(CNN) -- As a former U.S. brigade commander of several thousand coalition forces during surge operations in Iraq, it is difficult to watch this country fall apart.
When I came home in 2007 after 15 months in Diyala province, I answered questions about what we accomplished there by explaining that we sowed stability and the seeds of self-governance in an Arab country that holds significant strategic interest for the U.S.
Now, as the U.S. commits to targeted airstrikes on top of the troops we sent last month to shore up the weakened country, I question everything. Were the losses my command suffered in the volatile Diyala province in 2006-07 worth it? How is it possible that the Iraqi military, well-trained to take over security duties, has performed so poorly?
Seven years ago, I would have agreed with the decision to return to Iraq. Today, I feel different.
We fought long and hard, spending over $25 billion to train and equip Iraqi security forces. We helped them develop a working government based on democratic principles. And while it might be wholly appropriate for the U.S. to provide humanitarian aid to those under siege, it's the responsibility of the Iraqis to protect Iraq. As someone who helped train these forces, I know they have the capability to stand and fight. The training wheels have to come off.

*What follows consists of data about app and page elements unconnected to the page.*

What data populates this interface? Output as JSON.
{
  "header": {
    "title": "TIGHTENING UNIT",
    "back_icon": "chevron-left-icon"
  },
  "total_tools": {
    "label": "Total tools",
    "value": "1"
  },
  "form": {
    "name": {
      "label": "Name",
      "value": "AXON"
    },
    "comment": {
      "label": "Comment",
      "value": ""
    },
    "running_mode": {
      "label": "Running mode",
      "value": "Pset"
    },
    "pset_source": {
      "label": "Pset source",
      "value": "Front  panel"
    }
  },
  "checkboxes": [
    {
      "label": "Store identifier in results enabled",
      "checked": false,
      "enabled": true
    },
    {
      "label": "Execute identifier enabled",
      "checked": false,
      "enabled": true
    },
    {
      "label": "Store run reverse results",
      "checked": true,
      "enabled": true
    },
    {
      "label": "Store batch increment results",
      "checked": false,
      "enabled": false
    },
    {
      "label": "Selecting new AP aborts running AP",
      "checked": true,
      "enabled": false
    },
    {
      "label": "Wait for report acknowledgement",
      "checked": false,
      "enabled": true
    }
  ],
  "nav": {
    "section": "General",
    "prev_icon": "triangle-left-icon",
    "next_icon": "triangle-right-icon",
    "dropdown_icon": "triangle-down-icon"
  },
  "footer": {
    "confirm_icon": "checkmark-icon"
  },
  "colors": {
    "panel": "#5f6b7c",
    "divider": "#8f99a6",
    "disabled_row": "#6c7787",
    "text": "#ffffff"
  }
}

While it is frustrating and painful to watch militants take over a third of the country, we must focus on the here and now. The responsibility is to our soldiers who spent 13 years at war accomplishing what they were asked to do, often at a great cost.